§ Work required:
Pick out all lines with the word "this" from the records that follow.

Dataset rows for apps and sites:
· · · ·

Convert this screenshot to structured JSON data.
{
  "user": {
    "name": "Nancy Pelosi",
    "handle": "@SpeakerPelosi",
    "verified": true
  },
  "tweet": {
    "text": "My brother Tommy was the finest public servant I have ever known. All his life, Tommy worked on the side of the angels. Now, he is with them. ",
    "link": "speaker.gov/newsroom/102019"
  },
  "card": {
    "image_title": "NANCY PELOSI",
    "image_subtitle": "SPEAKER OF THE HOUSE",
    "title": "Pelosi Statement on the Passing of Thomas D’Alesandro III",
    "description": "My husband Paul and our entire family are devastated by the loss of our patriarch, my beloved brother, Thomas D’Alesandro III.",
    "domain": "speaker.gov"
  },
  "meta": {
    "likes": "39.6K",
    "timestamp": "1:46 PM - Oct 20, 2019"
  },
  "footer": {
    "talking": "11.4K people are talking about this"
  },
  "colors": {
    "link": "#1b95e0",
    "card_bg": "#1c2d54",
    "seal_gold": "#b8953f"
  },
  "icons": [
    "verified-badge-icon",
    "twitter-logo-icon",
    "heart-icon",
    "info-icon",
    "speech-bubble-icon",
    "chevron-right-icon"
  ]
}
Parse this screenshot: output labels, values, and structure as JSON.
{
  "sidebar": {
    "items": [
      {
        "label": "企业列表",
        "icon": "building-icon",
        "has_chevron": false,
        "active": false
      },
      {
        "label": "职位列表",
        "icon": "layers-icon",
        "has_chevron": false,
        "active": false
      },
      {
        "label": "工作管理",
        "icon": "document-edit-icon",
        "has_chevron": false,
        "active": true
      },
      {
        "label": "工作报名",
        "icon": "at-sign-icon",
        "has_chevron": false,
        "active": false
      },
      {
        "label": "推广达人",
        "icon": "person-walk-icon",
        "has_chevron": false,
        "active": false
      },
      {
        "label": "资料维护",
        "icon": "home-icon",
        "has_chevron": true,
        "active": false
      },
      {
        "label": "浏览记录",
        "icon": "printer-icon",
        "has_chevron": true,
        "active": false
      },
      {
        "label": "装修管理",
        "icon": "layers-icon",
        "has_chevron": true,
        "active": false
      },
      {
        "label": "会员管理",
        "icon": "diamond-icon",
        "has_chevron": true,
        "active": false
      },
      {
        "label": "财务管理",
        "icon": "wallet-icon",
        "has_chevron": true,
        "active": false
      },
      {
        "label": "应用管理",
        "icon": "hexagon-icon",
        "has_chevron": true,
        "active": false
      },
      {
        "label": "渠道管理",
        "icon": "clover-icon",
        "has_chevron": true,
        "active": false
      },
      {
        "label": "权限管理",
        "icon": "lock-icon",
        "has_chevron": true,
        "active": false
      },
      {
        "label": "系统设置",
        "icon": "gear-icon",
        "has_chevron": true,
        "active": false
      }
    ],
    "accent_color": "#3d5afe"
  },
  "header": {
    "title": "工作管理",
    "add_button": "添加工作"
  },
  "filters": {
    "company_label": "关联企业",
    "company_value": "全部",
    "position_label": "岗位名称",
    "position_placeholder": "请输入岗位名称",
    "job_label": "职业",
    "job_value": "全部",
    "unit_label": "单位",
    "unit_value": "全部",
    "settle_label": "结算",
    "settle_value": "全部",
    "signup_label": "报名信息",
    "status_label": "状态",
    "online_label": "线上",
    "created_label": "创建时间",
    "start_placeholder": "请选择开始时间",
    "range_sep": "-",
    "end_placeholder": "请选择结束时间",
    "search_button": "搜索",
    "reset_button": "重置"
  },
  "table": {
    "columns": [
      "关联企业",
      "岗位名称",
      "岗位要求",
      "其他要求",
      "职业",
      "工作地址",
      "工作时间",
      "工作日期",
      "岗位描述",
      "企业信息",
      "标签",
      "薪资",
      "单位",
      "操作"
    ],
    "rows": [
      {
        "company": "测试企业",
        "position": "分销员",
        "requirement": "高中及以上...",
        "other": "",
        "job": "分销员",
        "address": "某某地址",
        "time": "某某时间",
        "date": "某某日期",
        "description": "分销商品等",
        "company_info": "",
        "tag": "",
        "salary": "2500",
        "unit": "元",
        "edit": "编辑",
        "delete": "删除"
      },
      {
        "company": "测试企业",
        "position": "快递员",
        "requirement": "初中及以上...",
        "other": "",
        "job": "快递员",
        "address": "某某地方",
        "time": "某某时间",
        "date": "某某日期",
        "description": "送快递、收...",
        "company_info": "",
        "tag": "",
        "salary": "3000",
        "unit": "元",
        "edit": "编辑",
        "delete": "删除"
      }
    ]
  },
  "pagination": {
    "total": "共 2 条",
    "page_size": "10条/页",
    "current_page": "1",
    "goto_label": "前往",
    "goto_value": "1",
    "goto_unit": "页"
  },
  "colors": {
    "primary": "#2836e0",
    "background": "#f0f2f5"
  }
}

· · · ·

§ Exercise result:
Convert this screenshot to structured JSON data.
    "talking": "11.4K people are talking about this"
Parse this screenshot: output labels, values, and structure as JSON.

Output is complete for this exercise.